Stocks move broadly higher as receding debt fears spur rally
Technology companies helped lift stocks on Wall Street broadly higher Thursday as investors welcomed the end of a standoff in Congress over extending the federal debt ceiling.
The S&P; 500 rose 1% as of 3:01 p.m. Eastern. Roughly 78% of stocks within the benchmark index gained ground. The Dow Jones Industrial Average rose 367 points, or 1.1%, to 34,783 and the tech-heavy Nasdaq rose 1.3%.
Markets in Europe and Asia were also broadly higher.
The market was already in the midst of a days-long bout of volatility when Senate GOP leader Mitch McConnell made an offer Wednesday that would allow an emergency extension of the debt ceiling. Senate Majority Leader Chuck Schumer said Thursday an agreement has been reached with Republicans to extend the government’s borrowing authority into December.
The debt ceiling caps the amount of money the federal government can borrow and it needed to be raised by Oct. 18. Treasury Secretary Janet Yellen had warned that the the nation would likely face a financial crisis and economic recession if Congress failed to do so.
The debt ceiling debate and the potential for an unprecedented federal default is one of many concerns weighing on the market. Those worries sent the benchmark S&P; 500 swinging between daily gains and losses of more than 1% for four days.
Investors received another encouraging piece of news on Thursday after the Labor Department reported that the number of Americans applying for unemployment benefits fell last week for the first time in four weeks. The labor market has been struggling to recover from the pandemic’s initial impact 18 months ago when lockdowns from COVID-19 gutted jobs.
Wall Street will get another snapshot of the job market and its recovery Friday when the Labor Department releases its employment report for September. The employment market’s recovery has been closely watched for any clues on how soon the Federal Reserve will ease its unprecedented support for the markets and economy. Inflation also remains a key concern because persistently high inflation could prompt the central bank to start raising interest rates sooner than expected.

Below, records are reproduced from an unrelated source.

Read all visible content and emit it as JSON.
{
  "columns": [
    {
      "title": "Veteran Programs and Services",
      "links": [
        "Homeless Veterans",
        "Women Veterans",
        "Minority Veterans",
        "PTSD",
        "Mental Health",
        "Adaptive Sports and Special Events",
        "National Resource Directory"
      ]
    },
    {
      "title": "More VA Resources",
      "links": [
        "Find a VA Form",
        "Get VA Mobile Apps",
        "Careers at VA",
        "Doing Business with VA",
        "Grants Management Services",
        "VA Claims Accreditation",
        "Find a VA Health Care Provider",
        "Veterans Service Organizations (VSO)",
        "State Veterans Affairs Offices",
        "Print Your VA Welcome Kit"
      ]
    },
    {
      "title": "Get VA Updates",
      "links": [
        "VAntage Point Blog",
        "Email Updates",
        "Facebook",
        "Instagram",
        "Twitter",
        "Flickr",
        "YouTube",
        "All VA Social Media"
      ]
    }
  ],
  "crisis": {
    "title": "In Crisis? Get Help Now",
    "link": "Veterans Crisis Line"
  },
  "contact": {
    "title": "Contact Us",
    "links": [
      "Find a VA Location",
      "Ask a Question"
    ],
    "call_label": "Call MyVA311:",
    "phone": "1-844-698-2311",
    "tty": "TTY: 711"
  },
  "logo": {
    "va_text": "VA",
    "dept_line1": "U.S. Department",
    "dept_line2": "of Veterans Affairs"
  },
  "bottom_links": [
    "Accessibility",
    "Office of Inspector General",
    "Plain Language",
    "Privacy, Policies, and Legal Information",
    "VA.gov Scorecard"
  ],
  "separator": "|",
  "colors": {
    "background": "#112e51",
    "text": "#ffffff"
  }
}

Friday’s jobs report will likely have little impact on the Fed’s plan to start trimming its bond buying and on its timeline to start raising interest rates, said Jason Pride, chief investment officer of private wealth at Glenmede. He said that a lot of the mismatch between a slowdown in employment growth and a rise in job openings is circumstantial, such as people holding off on a return to the workforce to take care of family or learning new skills to find different jobs.
“I don’t think there’s anything that the Fed does with movement in interest rates or bond buying that will change people’s decision as to when they get back to the workforce,” he said. “It’s time to start taking the foot off of the pedal.”
Wall Street could see less volatility once the Fed actually starts trimming its bond purchases, he said, because “people will get comfortable with the pace and they’ll see the markets and economy can handle it.”
Bond yields rose. The yield on the 10-year Treasury rose to 1.57% from 1.52% late Wednesday.
COVID-19 continues to hamper the economic recovery following a surge of cases over the summer. Consumer spending and job growth was stunted and supply chain problems crimped operations in a wide range of industries.
More positive news on fighting off future spikes of the virus came from Pfizer on Thursday. It asked U.S. regulators to allow use of its COVID-19 vaccine in children ages 5 to 11. The drug developer’s stock rose 1.8%.